West Virginia University’s first White Coat Ceremony, held in 1996 and sponsored by the Alumni Affairs Office, deviated from the original concept and established unique attributes. It honors second-year students and marks their transition from the basic sciences to clinical sciences, from reading about illness and disease to diagnosing and from learning about treatments to prescribing
“I remember it being a really great moment in medical school,” said Eric Seachrist, M.D., assistant professor in the Department of Neurology. “Putting on the coat has so much meaning and symbolism behind it. It’s a rewarding experience and serves as a reminder of why you’re in medical school.”
“It’s a symbolic experience of taking that next step into clinical rotations and having the chance to personalize your experience in your journey toward becoming a physician,” said Katherine.
A celebrated tradition of the ceremony encourages alumni and faculty of the School of Medicine to sponsor a white coat for a medical student which includes a handwritten note or card with words of inspiration, encouragement and advice as the student enters clinical practice.
“The handwritten cards left in the coat pocket are a memorable experience and I was very appreciative of the advice,” said Eric.
As alumni and faculty of the School of Medicine, Katherine and Eric now sponsor white coats for students and say the experience feels just as rewarding as when they were students.
“It’s a nice way to remember those feelings and continue being connected to learners outside of just teaching them,” said Katherine. “Writing the notes helps to remember what it was like to be on that journey and is a great way to stay connected to the School of Medicine in a special way.”

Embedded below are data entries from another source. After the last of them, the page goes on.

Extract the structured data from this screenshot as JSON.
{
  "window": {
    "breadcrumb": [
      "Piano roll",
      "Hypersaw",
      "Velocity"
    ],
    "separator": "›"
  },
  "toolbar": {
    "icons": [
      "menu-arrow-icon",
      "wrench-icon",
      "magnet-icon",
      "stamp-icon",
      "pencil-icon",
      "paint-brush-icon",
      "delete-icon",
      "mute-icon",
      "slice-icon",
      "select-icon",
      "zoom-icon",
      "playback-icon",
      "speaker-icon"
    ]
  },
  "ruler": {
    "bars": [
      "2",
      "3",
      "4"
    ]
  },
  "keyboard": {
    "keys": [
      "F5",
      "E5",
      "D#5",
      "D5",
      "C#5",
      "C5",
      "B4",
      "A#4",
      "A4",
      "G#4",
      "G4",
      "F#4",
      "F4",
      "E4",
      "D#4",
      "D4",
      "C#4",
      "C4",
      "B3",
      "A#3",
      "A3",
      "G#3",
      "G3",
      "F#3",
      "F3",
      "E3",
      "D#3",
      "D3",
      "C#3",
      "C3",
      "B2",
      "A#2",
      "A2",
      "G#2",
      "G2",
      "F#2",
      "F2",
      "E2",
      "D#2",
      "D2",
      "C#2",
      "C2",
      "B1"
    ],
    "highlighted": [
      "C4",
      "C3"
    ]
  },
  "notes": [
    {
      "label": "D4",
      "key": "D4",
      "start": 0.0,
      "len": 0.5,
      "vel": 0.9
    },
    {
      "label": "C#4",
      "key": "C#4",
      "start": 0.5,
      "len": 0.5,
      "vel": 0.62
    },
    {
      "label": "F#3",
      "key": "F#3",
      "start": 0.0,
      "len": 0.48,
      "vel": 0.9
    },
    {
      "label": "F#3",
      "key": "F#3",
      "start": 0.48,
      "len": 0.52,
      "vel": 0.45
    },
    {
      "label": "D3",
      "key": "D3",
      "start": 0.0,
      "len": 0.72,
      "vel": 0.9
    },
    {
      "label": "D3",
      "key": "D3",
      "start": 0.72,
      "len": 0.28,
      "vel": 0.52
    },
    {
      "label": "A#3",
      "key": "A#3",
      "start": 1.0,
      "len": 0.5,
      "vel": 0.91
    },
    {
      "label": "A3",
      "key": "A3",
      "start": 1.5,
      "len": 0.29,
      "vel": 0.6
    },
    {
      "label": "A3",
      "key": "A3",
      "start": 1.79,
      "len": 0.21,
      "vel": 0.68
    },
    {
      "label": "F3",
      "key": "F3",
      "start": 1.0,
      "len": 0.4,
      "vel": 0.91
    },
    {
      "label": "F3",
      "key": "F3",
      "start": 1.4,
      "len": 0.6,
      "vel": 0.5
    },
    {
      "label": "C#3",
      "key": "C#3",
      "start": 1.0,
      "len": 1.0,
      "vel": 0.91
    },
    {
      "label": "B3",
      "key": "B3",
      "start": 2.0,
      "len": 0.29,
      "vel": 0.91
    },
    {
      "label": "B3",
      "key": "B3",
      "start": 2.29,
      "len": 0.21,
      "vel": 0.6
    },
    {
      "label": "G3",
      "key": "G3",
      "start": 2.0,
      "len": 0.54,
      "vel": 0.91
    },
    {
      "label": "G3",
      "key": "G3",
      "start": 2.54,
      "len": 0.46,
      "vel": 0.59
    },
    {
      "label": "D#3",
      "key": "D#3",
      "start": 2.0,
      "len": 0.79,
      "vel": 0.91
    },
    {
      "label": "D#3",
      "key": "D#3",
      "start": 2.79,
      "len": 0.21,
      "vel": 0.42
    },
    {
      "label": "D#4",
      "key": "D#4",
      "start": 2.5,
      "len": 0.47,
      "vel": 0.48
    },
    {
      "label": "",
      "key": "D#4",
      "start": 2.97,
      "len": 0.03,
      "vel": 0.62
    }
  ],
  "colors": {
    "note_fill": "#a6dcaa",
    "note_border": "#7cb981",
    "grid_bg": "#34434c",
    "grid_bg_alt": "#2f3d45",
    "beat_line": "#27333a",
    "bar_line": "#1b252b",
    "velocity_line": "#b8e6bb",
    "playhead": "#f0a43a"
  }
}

To learn more about the School of Medicine White Coat Ceremony visit medicine.wvu.edu/md-student-services/white-coat-ceremony/. To learn more about the Office of Alumni Affairs and sponsoring a white coat visit medicine.wvu.edu/alumni/about/john-w-traubert-white-coat-ceremony/.